This she believes will greatly increase the horizons of her life and remove some of the limitations that she feels are imposed upon her.She wants to learn everything but soon discovers that even education has its limits.Tags: Medgar Evers EssayCreative Phrases For Essay WritingEssay On Sports And S For 10th ClassExamples Of Bibliography In Research PaperQoutes For EssaysSteroid Research PaperOvercoming Fears Essay
But studyin' was just for the whimps, wasn't it?
See, if I'd started takin' school seriously I would have had to become different from me mates, an' that's not allowed." (Act 1, Scene 2, p17) Rita felt the need to conform to the way everyone around her lived their lives until she realised that there was a way out.
Education entirely changes Rita which, though she is prepared for a change, effects her life enormously.
Rita's background has held her back and put her at a disadvantage.
Rita is first portrayed as a poorly educated 26 year old woman who is eager to become an intellectual after growing up in lower class British society.

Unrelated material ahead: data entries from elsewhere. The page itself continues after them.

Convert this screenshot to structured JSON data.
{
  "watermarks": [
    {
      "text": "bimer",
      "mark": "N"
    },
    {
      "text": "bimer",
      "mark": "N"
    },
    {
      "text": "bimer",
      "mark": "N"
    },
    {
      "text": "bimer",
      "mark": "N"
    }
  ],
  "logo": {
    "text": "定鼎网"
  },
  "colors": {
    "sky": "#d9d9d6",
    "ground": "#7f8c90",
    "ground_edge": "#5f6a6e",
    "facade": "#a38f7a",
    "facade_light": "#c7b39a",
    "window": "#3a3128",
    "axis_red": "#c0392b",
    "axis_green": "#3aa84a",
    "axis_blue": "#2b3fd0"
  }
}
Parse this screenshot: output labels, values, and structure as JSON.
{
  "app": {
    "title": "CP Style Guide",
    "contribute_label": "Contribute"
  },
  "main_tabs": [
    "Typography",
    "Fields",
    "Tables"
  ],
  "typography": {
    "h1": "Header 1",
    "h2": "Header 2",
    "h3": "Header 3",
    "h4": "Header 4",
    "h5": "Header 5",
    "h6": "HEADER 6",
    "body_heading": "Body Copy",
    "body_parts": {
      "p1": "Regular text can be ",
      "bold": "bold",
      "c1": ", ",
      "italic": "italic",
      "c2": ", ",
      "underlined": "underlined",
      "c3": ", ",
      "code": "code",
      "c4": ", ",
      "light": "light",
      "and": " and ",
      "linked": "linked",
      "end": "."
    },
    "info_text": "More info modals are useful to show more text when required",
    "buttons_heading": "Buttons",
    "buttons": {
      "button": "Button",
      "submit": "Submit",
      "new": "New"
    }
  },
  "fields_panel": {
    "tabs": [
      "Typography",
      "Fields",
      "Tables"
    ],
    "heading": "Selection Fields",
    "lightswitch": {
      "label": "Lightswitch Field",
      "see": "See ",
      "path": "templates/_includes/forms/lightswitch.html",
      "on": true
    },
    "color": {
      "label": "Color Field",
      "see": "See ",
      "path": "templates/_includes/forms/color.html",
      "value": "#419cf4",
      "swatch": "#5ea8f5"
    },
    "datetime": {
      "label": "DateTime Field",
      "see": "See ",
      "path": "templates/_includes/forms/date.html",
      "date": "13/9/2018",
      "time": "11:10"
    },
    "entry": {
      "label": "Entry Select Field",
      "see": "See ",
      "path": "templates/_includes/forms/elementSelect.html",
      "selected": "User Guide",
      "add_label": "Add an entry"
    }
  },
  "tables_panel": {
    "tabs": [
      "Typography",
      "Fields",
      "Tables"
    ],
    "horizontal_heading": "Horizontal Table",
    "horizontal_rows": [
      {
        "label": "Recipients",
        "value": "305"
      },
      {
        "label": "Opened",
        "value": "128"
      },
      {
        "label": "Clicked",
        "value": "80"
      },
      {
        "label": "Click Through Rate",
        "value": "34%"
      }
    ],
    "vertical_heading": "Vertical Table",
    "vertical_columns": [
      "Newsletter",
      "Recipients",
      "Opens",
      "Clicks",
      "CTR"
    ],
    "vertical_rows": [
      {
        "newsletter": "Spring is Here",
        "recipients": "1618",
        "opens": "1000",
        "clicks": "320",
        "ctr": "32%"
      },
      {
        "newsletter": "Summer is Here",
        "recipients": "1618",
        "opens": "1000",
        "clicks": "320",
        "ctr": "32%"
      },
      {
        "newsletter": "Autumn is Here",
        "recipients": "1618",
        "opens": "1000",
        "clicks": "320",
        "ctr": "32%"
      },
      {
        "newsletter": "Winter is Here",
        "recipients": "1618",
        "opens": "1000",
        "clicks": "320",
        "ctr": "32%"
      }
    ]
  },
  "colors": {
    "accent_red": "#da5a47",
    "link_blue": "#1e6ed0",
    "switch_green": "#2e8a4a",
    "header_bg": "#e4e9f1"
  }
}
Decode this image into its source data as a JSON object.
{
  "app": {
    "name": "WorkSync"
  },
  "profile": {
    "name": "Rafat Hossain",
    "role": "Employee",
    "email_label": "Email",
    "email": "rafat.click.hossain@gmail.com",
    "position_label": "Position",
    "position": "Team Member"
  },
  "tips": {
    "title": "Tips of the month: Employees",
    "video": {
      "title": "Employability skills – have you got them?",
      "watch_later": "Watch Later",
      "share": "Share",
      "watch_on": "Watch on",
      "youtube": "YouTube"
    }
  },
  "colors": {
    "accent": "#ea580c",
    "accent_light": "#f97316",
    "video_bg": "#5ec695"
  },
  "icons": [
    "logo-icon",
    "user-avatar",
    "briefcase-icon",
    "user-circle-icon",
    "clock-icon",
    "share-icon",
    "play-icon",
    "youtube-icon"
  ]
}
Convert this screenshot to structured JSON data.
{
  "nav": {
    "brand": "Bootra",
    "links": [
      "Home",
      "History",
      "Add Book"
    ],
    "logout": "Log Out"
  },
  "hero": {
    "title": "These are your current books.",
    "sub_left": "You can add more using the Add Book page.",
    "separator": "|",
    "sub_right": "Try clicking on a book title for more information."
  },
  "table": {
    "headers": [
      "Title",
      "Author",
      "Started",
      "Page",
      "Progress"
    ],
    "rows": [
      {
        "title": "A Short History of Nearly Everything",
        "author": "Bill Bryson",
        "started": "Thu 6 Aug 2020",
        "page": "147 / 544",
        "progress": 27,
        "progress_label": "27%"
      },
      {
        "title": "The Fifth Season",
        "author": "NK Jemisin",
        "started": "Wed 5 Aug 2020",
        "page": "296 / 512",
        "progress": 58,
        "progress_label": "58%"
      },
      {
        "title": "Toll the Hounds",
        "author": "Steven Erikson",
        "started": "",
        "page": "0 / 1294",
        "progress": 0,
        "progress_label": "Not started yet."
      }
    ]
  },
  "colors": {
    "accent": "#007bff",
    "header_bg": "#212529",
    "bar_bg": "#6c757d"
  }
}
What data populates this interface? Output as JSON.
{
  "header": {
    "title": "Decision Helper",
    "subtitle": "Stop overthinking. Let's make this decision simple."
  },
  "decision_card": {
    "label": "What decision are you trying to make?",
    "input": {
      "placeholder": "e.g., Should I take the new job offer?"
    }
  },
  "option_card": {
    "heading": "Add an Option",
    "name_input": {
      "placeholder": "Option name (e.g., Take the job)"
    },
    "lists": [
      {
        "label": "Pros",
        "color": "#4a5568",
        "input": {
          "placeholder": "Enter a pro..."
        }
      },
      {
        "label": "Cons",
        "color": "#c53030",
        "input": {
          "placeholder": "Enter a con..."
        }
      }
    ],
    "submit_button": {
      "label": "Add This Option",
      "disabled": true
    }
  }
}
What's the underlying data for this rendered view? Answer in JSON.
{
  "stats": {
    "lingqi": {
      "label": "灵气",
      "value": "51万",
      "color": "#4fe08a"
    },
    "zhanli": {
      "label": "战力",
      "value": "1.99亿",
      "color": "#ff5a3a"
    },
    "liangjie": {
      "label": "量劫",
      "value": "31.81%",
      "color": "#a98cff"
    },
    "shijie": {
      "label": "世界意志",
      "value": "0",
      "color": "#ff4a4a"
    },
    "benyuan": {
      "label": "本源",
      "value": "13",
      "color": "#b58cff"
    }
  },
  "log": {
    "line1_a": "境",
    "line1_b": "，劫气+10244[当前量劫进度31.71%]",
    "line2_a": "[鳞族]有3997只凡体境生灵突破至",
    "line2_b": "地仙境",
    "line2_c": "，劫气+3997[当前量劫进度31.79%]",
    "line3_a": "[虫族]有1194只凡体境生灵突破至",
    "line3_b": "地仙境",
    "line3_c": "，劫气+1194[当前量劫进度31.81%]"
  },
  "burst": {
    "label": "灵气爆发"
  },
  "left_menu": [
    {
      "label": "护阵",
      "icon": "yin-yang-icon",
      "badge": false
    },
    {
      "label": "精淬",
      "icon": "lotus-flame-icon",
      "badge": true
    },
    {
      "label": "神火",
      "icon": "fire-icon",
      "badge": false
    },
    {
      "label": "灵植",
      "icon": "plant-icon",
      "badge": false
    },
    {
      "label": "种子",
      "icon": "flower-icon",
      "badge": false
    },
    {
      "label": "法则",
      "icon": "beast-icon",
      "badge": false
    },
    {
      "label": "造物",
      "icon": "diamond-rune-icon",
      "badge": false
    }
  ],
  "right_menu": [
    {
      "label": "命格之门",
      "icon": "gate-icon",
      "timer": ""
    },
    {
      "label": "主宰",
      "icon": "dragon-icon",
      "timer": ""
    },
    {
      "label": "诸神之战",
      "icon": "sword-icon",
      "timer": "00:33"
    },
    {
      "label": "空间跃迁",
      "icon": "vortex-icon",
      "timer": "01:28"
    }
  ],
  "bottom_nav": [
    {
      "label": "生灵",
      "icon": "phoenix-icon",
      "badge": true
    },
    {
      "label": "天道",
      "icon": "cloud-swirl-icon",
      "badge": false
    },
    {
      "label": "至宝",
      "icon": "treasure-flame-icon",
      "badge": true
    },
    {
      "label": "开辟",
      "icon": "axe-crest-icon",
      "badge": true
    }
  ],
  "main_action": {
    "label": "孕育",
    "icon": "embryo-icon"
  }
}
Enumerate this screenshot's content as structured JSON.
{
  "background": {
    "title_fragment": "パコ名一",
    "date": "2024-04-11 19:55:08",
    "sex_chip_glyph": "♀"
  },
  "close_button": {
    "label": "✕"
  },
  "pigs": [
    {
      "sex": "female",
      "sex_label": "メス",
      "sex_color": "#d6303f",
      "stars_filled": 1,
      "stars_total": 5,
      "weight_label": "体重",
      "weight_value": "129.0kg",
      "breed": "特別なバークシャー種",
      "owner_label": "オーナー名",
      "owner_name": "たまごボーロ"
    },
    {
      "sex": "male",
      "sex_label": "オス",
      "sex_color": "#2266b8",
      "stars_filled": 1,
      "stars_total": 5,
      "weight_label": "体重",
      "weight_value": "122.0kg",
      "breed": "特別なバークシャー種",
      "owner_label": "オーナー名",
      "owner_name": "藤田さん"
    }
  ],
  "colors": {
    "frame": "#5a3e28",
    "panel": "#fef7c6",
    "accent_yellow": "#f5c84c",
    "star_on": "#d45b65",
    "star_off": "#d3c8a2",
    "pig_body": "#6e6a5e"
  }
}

This is portrayed when Rita is first heard complaining about the door handle in Franks office, “I’m comin’ in aren’t I?It’s the Frank notices this and even compliments her saying that she will “Sail through” her exam.This change in social class is another consequence of Rita’s journey into the world.The consequences of moving into the world are shown when Dale and Brennan do eventually get jobs and their own apartment and hate their lives. Educating Rita by Willy Russell explores the value of education, but also the wider education that takes place and how to use that education to your greatest benefit; not only during the school education but also the looking at the surrounding world.Rita believes it is education that will give her these choices.Rita knows that the value of education goes far beyond simple intellectual enlightenment.Rita doesn’t like the housewife stereotype and decides to rebel against it by taking the pill and starting a formal education, ‘But I mean, I don't want a baby yet. I wanna discover meself first.’ Rita’s family refuse to see the benefits that this could give her and this leads her father to feel sorry for Denny and to feel annoyed at Rita’s lack of commitment to her family, ‘Denny, I'm sorry for you, lad. If she was a wife of mine I'd drown her.’ When Rita thinks about quitting the course to please her family, it’s her mother’s unintentional comment at the pub, ‘There must be better songs than this,’ which drives her forward in the course, ‘And I thought, ‘All I'm doing is getting an education. This is how Frank now sees Rita as he was once her creator, and she is now his equal.This represents Rita's final step into moving into the world.